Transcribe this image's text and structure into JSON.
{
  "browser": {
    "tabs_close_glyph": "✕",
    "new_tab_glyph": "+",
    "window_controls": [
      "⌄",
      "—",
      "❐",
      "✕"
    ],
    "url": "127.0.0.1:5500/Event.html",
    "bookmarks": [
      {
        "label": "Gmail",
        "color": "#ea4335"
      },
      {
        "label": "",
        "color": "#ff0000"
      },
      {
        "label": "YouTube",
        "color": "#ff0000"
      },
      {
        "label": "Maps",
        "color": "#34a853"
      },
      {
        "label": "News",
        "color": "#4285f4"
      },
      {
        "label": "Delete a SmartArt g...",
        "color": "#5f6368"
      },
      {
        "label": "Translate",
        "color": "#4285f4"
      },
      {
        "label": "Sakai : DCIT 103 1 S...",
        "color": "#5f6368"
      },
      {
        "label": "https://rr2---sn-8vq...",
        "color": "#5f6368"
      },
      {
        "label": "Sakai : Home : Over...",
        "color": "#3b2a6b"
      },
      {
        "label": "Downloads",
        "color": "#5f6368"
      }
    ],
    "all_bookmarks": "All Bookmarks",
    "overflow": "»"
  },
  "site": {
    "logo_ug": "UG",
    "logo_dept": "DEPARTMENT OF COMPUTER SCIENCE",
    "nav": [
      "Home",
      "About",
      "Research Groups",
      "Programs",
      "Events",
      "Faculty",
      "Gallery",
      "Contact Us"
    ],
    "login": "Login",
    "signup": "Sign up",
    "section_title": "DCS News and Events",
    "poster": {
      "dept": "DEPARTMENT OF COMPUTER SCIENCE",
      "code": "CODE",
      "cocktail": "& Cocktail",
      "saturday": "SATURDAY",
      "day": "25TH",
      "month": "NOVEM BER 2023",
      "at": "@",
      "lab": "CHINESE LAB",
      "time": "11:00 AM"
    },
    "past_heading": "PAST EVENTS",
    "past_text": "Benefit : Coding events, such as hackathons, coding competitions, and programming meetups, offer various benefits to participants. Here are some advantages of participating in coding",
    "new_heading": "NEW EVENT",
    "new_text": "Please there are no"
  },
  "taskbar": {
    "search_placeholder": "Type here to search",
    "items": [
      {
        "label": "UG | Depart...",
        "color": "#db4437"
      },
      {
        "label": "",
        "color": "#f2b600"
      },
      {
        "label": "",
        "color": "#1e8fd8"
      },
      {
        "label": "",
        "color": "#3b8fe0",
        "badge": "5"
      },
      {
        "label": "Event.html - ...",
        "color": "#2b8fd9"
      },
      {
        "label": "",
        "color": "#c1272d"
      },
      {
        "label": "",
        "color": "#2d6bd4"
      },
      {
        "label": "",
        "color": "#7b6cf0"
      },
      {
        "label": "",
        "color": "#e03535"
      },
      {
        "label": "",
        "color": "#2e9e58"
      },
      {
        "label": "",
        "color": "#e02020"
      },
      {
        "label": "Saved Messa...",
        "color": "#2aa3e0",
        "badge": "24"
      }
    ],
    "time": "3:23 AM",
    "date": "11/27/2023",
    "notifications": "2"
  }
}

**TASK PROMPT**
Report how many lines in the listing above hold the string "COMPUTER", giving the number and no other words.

**THE COMPLETED TASK**
2